Dog sports…Agility handlers…? How did you get on with last months questions on motivation?

Dog sports…Agility handlers…? How did you get on with last months questions on motivation?

By Mark Laker

These are two questions I ask my new coaching students – it gets them thinking… and not just ‘what a daft question’!

Motivation is a complex subject, it fuels our interest to do things, it generates our intrigue to learn and develop skills. The motivation cycle is fascinating too. Motivation builds and plateaus to a point where the topic (in our case dog sports) becomes a habit. Then the habit becomes a way of life and before you know it, we have multiple dogs, a caravan or a motorhome, a dog vehicle, all our holidays are at competitions and we’re on the dog sport hamster wheel. Now ask the question ‘why do you do dog sports?’….and the answer you’ll get is: 

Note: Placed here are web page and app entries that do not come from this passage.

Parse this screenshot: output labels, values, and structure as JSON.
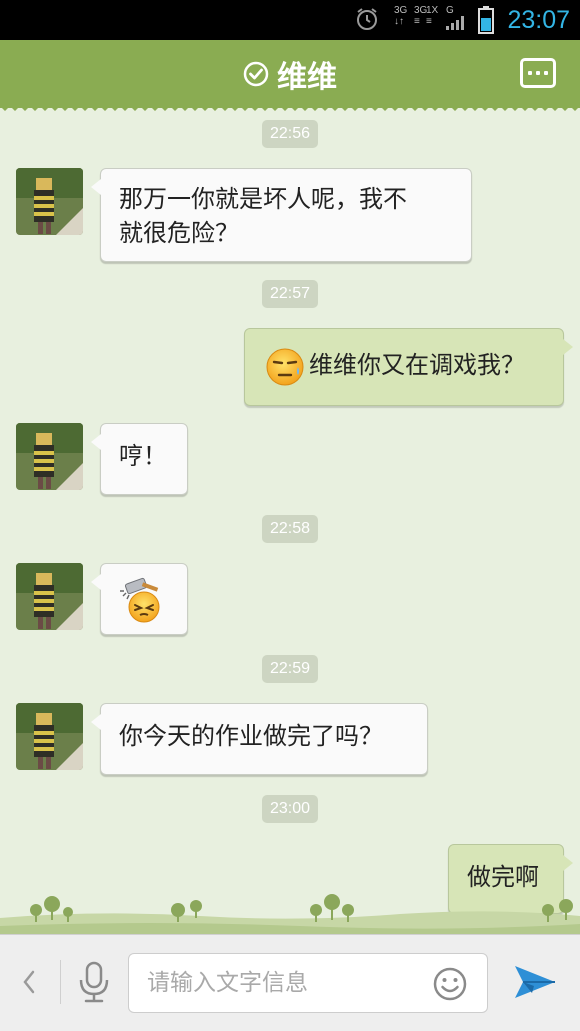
{
  "status_bar": {
    "time": "23:07",
    "network_1": "3G",
    "network_2": "3G",
    "network_3": "1X",
    "network_4": "G"
  },
  "header": {
    "title": "维维",
    "verified_icon": "check-circle-icon",
    "menu_icon": "more-icon"
  },
  "messages": [
    {
      "type": "timestamp",
      "text": "22:56"
    },
    {
      "type": "incoming",
      "text_line1": "那万一你就是坏人呢，我不",
      "text_line2": "就很危险？"
    },
    {
      "type": "timestamp",
      "text": "22:57"
    },
    {
      "type": "outgoing",
      "emoji": "sweat-face-emoji",
      "text": "维维你又在调戏我？"
    },
    {
      "type": "incoming",
      "text": "哼！"
    },
    {
      "type": "timestamp",
      "text": "22:58"
    },
    {
      "type": "incoming",
      "emoji": "hammer-head-emoji"
    },
    {
      "type": "timestamp",
      "text": "22:59"
    },
    {
      "type": "incoming",
      "text": "你今天的作业做完了吗？"
    },
    {
      "type": "timestamp",
      "text": "23:00"
    },
    {
      "type": "outgoing",
      "text": "做完啊"
    }
  ],
  "input_bar": {
    "placeholder": "请输入文字信息",
    "back_icon": "chevron-left-icon",
    "mic_icon": "microphone-icon",
    "emoji_icon": "smiley-icon",
    "send_icon": "send-arrow-icon"
  },
  "colors": {
    "header": "#8aac52",
    "chat_bg": "#e8f0df",
    "outgoing_bubble": "#d7e5b7",
    "incoming_bubble": "#fafafa",
    "accent_blue": "#33b5e5"
  }
}
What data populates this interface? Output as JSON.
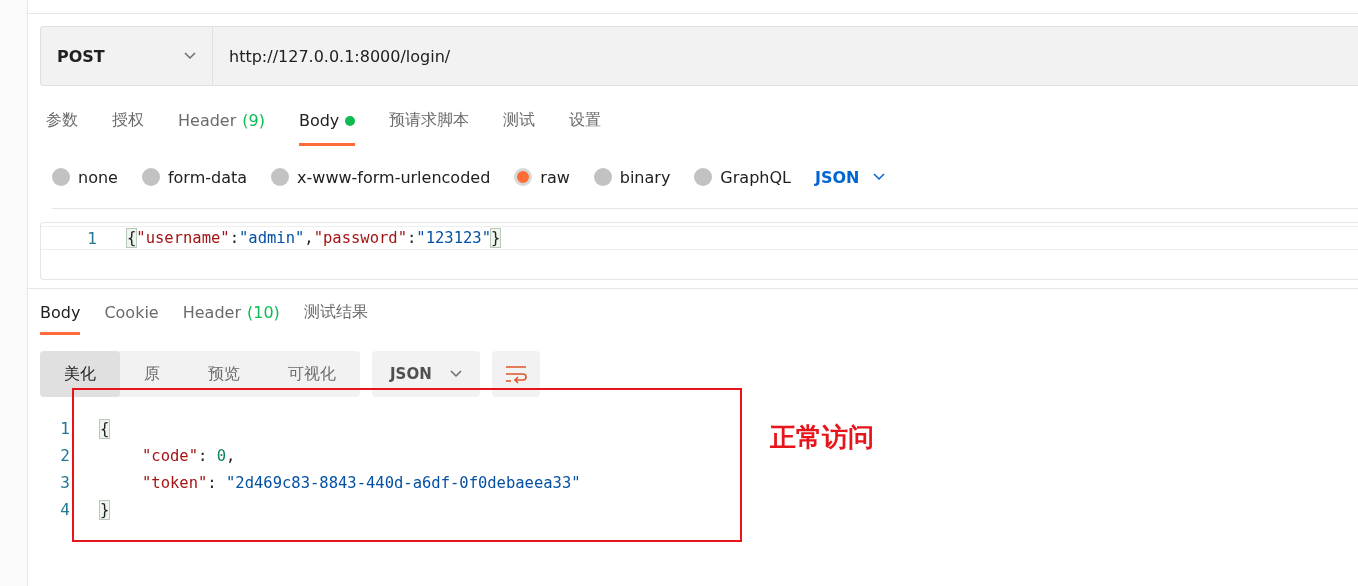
{
  "request": {
    "method": "POST",
    "url": "http://127.0.0.1:8000/login/"
  },
  "request_tabs": [
    {
      "label": "参数",
      "selected": false
    },
    {
      "label": "授权",
      "selected": false
    },
    {
      "label": "Header",
      "count": "(9)",
      "selected": false
    },
    {
      "label": "Body",
      "dot": true,
      "selected": true
    },
    {
      "label": "预请求脚本",
      "selected": false
    },
    {
      "label": "测试",
      "selected": false
    },
    {
      "label": "设置",
      "selected": false
    }
  ],
  "body_types": [
    {
      "label": "none",
      "selected": false
    },
    {
      "label": "form-data",
      "selected": false
    },
    {
      "label": "x-www-form-urlencoded",
      "selected": false
    },
    {
      "label": "raw",
      "selected": true
    },
    {
      "label": "binary",
      "selected": false
    },
    {
      "label": "GraphQL",
      "selected": false
    }
  ],
  "raw_format": "JSON",
  "request_body": [
    {
      "number": "1",
      "indented": false,
      "tokens": [
        {
          "kind": "brace",
          "text": "{"
        },
        {
          "kind": "key",
          "text": "\"username\""
        },
        {
          "kind": "punct",
          "text": ":"
        },
        {
          "kind": "string",
          "text": "\"admin\""
        },
        {
          "kind": "punct",
          "text": ","
        },
        {
          "kind": "key",
          "text": "\"password\""
        },
        {
          "kind": "punct",
          "text": ":"
        },
        {
          "kind": "string",
          "text": "\"123123\""
        },
        {
          "kind": "brace",
          "text": "}"
        }
      ]
    }
  ],
  "response_tabs": [
    {
      "label": "Body",
      "selected": true
    },
    {
      "label": "Cookie",
      "selected": false
    },
    {
      "label": "Header",
      "count": "(10)",
      "selected": false
    },
    {
      "label": "测试结果",
      "selected": false
    }
  ],
  "view_modes": [
    {
      "label": "美化",
      "selected": true
    },
    {
      "label": "原",
      "selected": false
    },
    {
      "label": "预览",
      "selected": false
    },
    {
      "label": "可视化",
      "selected": false
    }
  ],
  "response_format": "JSON",
  "response_body": [
    {
      "number": "1",
      "indented": false,
      "tokens": [
        {
          "kind": "brace",
          "text": "{"
        }
      ]
    },
    {
      "number": "2",
      "indented": true,
      "tokens": [
        {
          "kind": "key",
          "text": "\"code\""
        },
        {
          "kind": "punct",
          "text": ": "
        },
        {
          "kind": "number",
          "text": "0"
        },
        {
          "kind": "punct",
          "text": ","
        }
      ]
    },
    {
      "number": "3",
      "indented": true,
      "tokens": [
        {
          "kind": "key",
          "text": "\"token\""
        },
        {
          "kind": "punct",
          "text": ": "
        },
        {
          "kind": "string",
          "text": "\"2d469c83-8843-440d-a6df-0f0debaeea33\""
        }
      ]
    },
    {
      "number": "4",
      "indented": false,
      "tokens": [
        {
          "kind": "brace",
          "text": "}"
        }
      ]
    }
  ],
  "annotation": "正常访问"
}
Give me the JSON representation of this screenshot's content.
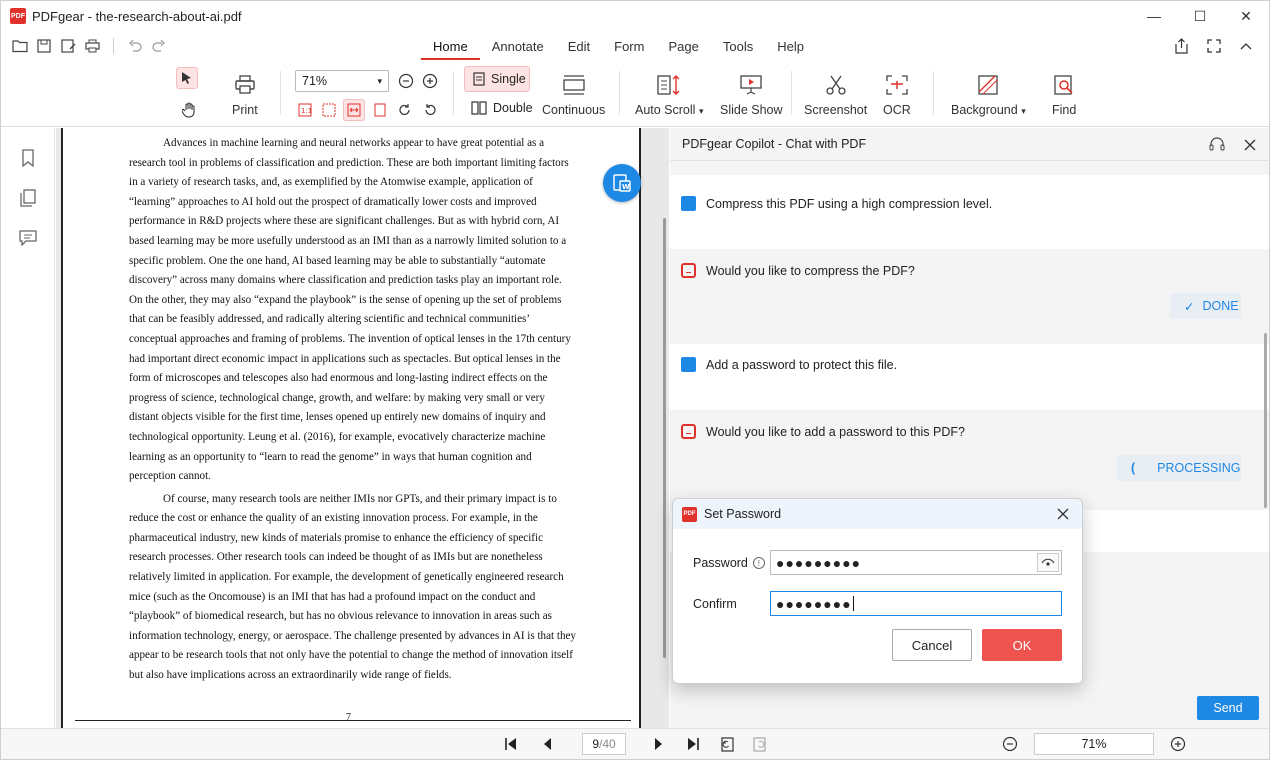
{
  "window": {
    "app_name": "PDFgear",
    "title": "PDFgear - the-research-about-ai.pdf",
    "minimize": "—",
    "maximize": "☐",
    "close": "✕"
  },
  "menu": {
    "tabs": [
      "Home",
      "Annotate",
      "Edit",
      "Form",
      "Page",
      "Tools",
      "Help"
    ],
    "active_tab": "Home"
  },
  "ribbon": {
    "print": "Print",
    "zoom_value": "71%",
    "single": "Single",
    "double": "Double",
    "continuous": "Continuous",
    "auto_scroll": "Auto Scroll",
    "slide_show": "Slide Show",
    "screenshot": "Screenshot",
    "ocr": "OCR",
    "background": "Background",
    "find": "Find"
  },
  "document": {
    "paragraphs": [
      "Advances in machine learning and neural networks appear to have great potential as a research tool in problems of classification and prediction.  These are both important limiting factors in a variety of research tasks, and, as exemplified by the Atomwise example, application of “learning” approaches to AI hold out the prospect of dramatically lower costs and improved performance in R&D projects where these are significant challenges.  But as with hybrid corn, AI based learning may be more usefully understood as an IMI than as a narrowly limited solution to a specific problem.  One the one hand, AI based learning may be able to substantially “automate discovery” across many domains where classification and prediction tasks play an important role.  On the other, they may also “expand the playbook” is the sense of opening up the set of problems that can be feasibly addressed, and radically altering  scientific and technical communities’ conceptual approaches and framing of problems.  The invention of optical lenses in the 17th century had important direct economic impact in applications such as spectacles.  But optical lenses in the form of microscopes and telescopes also had enormous and long-lasting indirect effects on the progress of science, technological change, growth, and welfare: by making very small or very distant objects visible for the first time, lenses opened up entirely new domains of inquiry and technological opportunity.  Leung et al. (2016), for example, evocatively characterize machine learning as an opportunity to “learn to read the genome” in ways that human cognition and perception cannot.",
      "Of course, many research tools are neither IMIs nor GPTs, and their primary impact is to reduce the cost or enhance the quality of an existing innovation process.  For example, in the pharmaceutical industry, new kinds of materials promise to enhance the efficiency of specific research processes.  Other research tools can indeed be thought of as IMIs but are nonetheless relatively limited in application.  For example, the development of genetically engineered research mice (such as the Oncomouse) is an IMI that has had a profound impact on the conduct and “playbook” of biomedical research, but has no obvious relevance to innovation in areas such as information technology, energy, or aerospace.  The challenge presented by advances in AI is that they appear to be research tools that not only have the potential to change the method of innovation itself but also have implications across an extraordinarily wide range of fields."
    ],
    "page_number": "7"
  },
  "copilot": {
    "title": "PDFgear Copilot - Chat with PDF",
    "messages": [
      {
        "role": "user",
        "text": "Compress this PDF using a high compression level."
      },
      {
        "role": "bot",
        "text": "Would you like to compress the PDF?",
        "status": "DONE"
      },
      {
        "role": "user",
        "text": "Add a password to protect this file."
      },
      {
        "role": "bot",
        "text": "Would you like to add a password to this PDF?",
        "status": "PROCESSING"
      }
    ],
    "send": "Send"
  },
  "bottombar": {
    "current_page": "9",
    "total_pages": "/40",
    "zoom": "71%"
  },
  "dialog": {
    "title": "Set Password",
    "password_label": "Password",
    "password_value": "●●●●●●●●●",
    "confirm_label": "Confirm",
    "confirm_value": "●●●●●●●●",
    "cancel": "Cancel",
    "ok": "OK"
  },
  "colors": {
    "accent_red": "#e0312d",
    "accent_blue": "#1e88e5",
    "ok_button": "#ef5350"
  }
}
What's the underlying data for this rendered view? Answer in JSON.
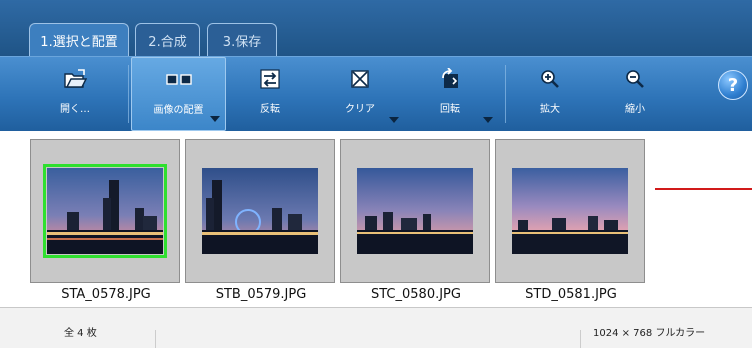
{
  "tabs": [
    {
      "label": "1.選択と配置",
      "active": true
    },
    {
      "label": "2.合成",
      "active": false
    },
    {
      "label": "3.保存",
      "active": false
    }
  ],
  "toolbar": {
    "open": "開く…",
    "arrange": "画像の配置",
    "flip": "反転",
    "clear": "クリア",
    "rotate": "回転",
    "zoom_in": "拡大",
    "zoom_out": "縮小",
    "help": "?"
  },
  "thumbnails": [
    {
      "filename": "STA_0578.JPG",
      "selected": true
    },
    {
      "filename": "STB_0579.JPG",
      "selected": false
    },
    {
      "filename": "STC_0580.JPG",
      "selected": false
    },
    {
      "filename": "STD_0581.JPG",
      "selected": false
    }
  ],
  "status": {
    "count": "全 4 枚",
    "resolution": "1024 × 768 フルカラー"
  },
  "colors": {
    "accent": "#3d7fbf",
    "selection": "#2fe02f",
    "line": "#d11a1a"
  }
}
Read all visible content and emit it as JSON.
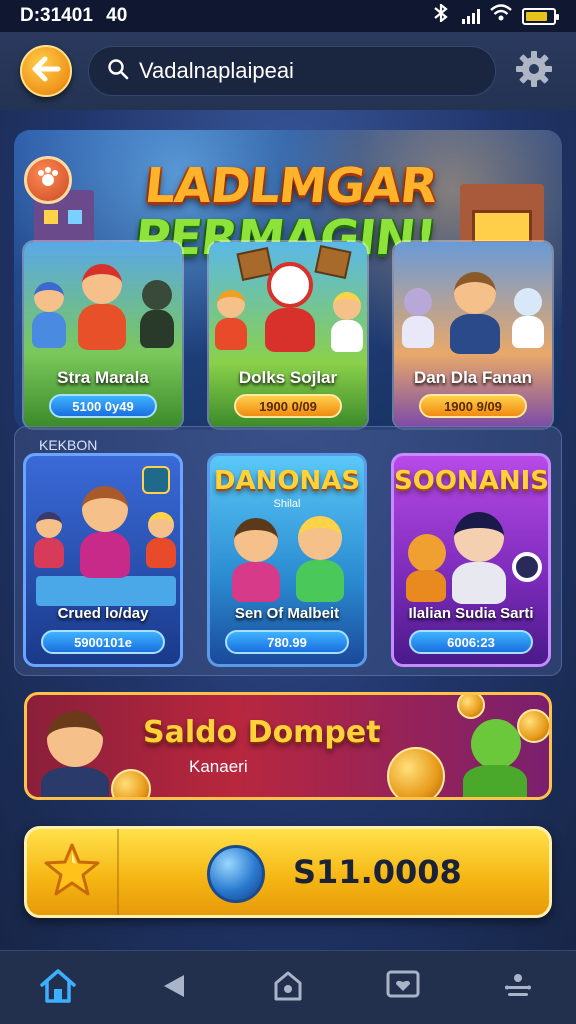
{
  "status_bar": {
    "time": "D:31401",
    "extra": "40"
  },
  "search": {
    "query": "Vadalnaplaipeai"
  },
  "banner": {
    "title_line1": "LADLMGAR",
    "title_line2": "PERMAGIN!",
    "cards": [
      {
        "title": "Stra Marala",
        "price": "5100 0y49"
      },
      {
        "title": "Dolks Sojlar",
        "price": "1900 0/09"
      },
      {
        "title": "Dan Dla Fanan",
        "price": "1900 9/09"
      }
    ]
  },
  "section": {
    "label": "KEKBON",
    "cards": [
      {
        "title": "",
        "subtitle": "",
        "caption": "Crued lo/day",
        "price": "5900101e"
      },
      {
        "title": "DANONAS",
        "subtitle": "Shilal",
        "caption": "Sen Of Malbeit",
        "price": "780.99"
      },
      {
        "title": "SOONANIS",
        "subtitle": "",
        "caption": "Ilalian Sudia Sarti",
        "price": "6006:23"
      }
    ]
  },
  "saldo": {
    "title": "Saldo Dompet",
    "subtitle": "Kanaeri"
  },
  "balance": {
    "amount": "S11.0008"
  },
  "colors": {
    "accent": "#f5b412",
    "banner_green": "#8ee33a",
    "pill_blue": "#1a6fe0"
  }
}
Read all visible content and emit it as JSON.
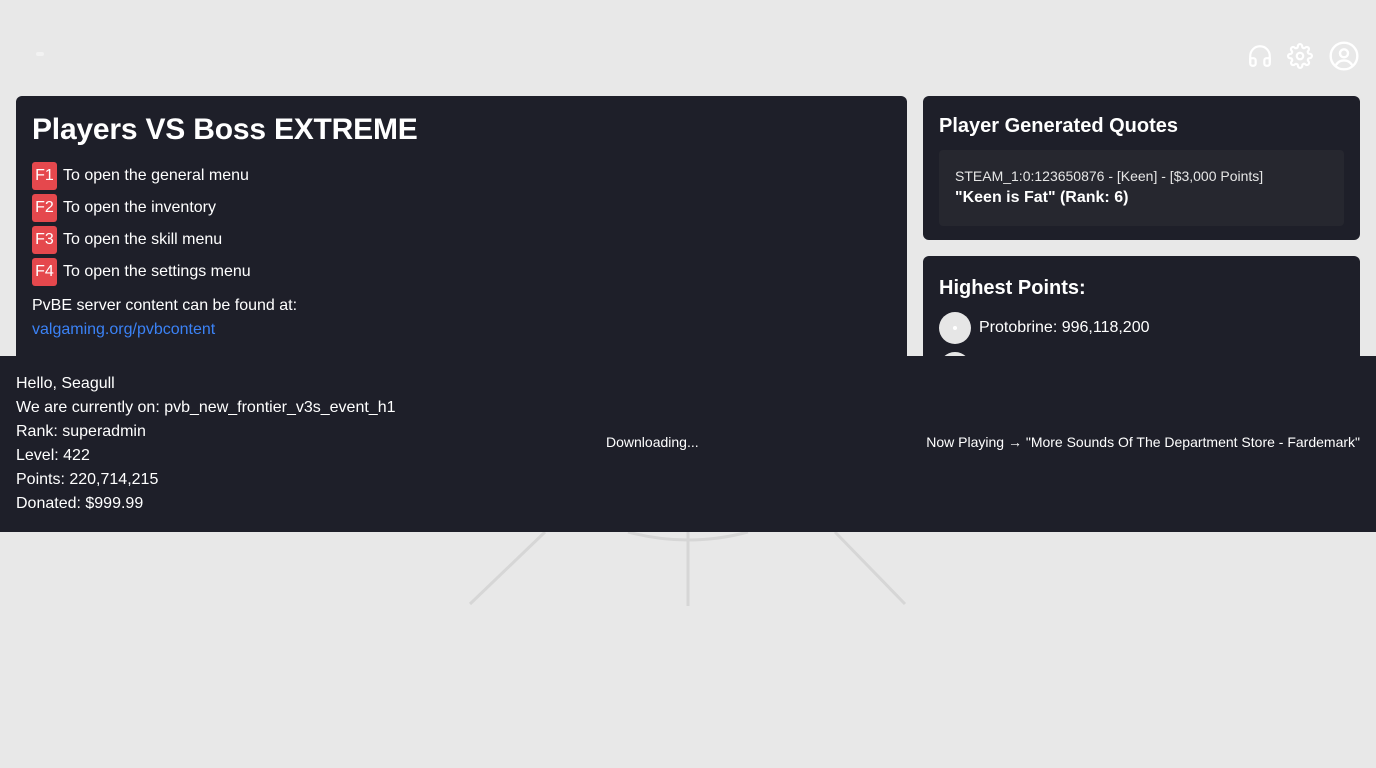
{
  "header": {
    "icons": [
      "headphones-icon",
      "gear-icon",
      "user-circle-icon"
    ]
  },
  "main": {
    "title": "Players VS Boss EXTREME",
    "keybinds": [
      {
        "key": "F1",
        "text": "To open the general menu"
      },
      {
        "key": "F2",
        "text": "To open the inventory"
      },
      {
        "key": "F3",
        "text": "To open the skill menu"
      },
      {
        "key": "F4",
        "text": "To open the settings menu"
      }
    ],
    "content_text": "PvBE server content can be found at:",
    "content_link": "valgaming.org/pvbcontent"
  },
  "quotes": {
    "title": "Player Generated Quotes",
    "meta": "STEAM_1:0:123650876 - [Keen] - [$3,000 Points]",
    "quote": "\"Keen is Fat\" (Rank: 6)"
  },
  "leaderboard": {
    "title": "Highest Points:",
    "entries": [
      {
        "text": "Protobrine: 996,118,200"
      },
      {
        "text": ""
      }
    ]
  },
  "footer": {
    "greeting": "Hello, Seagull",
    "map": "We are currently on: pvb_new_frontier_v3s_event_h1",
    "rank": "Rank: superadmin",
    "level": "Level: 422",
    "points": "Points: 220,714,215",
    "donated": "Donated: $999.99",
    "status": "Downloading...",
    "now_playing": "Now Playing → \"More Sounds Of The Department Store - Fardemark\""
  },
  "colors": {
    "background": "#e8e8e8",
    "panel": "#1e1f29",
    "key_badge": "#e5484d",
    "link": "#3b82f6"
  }
}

‘Because I do, I’ve always done it’. 

That’s the answer I often got – until I probed more (asking five why’s) until I uncovered the real reasons. 

The Five Why’s

Asking five why’s takes the emotion out of the subject and gets to the deep rooted reasons often forgotten over time. Of course there are no right or wrong answers with this exercise, what’s important, particularly at times like now when external pressures have stopped the hamster wheel, is that we remember why we got involved in the first place. 

From my experience these reasons include: 
               * I’ve always been around dogs
               * I’ve always been involved with competitive sports;
               * I like the social side of the sport;
               * I enjoy teaching my dogs new skills;
               * All of the above !

It’s important to understand what form of motivation drives each one of these root causes. When you know that, you can channel that motivation in other directions if you need too. 

For example, if you enjoy teaching dogs new skills but you can’t do your sport at the moment, you may get that ‘motivation’ feel from virtually teaching new skills to help people. If you’ve always been involved with competitive sports but you can’t do your sport at the moment, then is there another sport you can find out about, do you have a transferable skill you can offer to another sport or person.

We often get so caught up on the hamster wheel that until something like COVID, a recession, or a change in personal circumstances comes along, we don’t stop and look at other options.

Maybe it’s time to ask what motivates us and how can we use them to keep going in these unprecedented times and expand our interests.

I hope you are keeping well.

Best regards,

Mark.

Mark Laker

Happy New Year – 2020. Mark Laker talks about the challenges facing dog sports

Happy New Year – 2020. Mark Laker talks about the challenges facing dog sports

MLb

Happy New Year – 2020 has arrived and promises to be another interesting year with big challenges facing us politically, on a world scale, the environment and of course topics closer to our own interests – dog sports.

On the 1st January a new jump height was introduced at Kennel Club licensed agility competitions. The new height is 50 cm and called Intermediate. It aims to address an age old issue of smaller large breeds (if that makes sense) jumping in the highest jump height category (65cm). So in effect, Border Collies (sorry to be breedist, but they’re a good example) could measure into either the intermediate or large height category.

The debates, arguments and reasoning for this additional height have been going on longer than Brexit. I won’t go over all the pros and cons – it’s done and it’ll be interesting to see how the competitions deal with the increased number of classes this year….we could have probably told Teresa May that even a simple thing like changing agility dog jump heights can’t be enacted in less than three years; she didn’t have a chance on a Brexit deal in any less! 

MLaThe new height category doesn’t effect my current agility dogs Rhyme (large) and Pikachu (small) but the three existing heights (small, medium and large) have all been reduced by 5cm too. So they will be jumping slightly lower obstacles in the future. Karen’s young bitch Chic has measured in this new height.

This reduction in jump heights for the small, medium and large categories bring KC competitions in line with the FCI and most other organisations – a good move. Increasingly more countries who compete under FCI rules are introducing a 4th intermediate type height and I wouldn’t be surprised if the governing body introduce this at their showcase European Open and Agility World Championships within the next five years too.

A more pressing matter is to get Rhyme and myself back up to agility fitness ready for Crufts in six weeks (yikes!). We’ve both had a few injury niggles over the last few months, and put on a few extra pounds over Christmas. We now need to knuckle down and get working on our fitness plans.

All the best for 2020.

Mark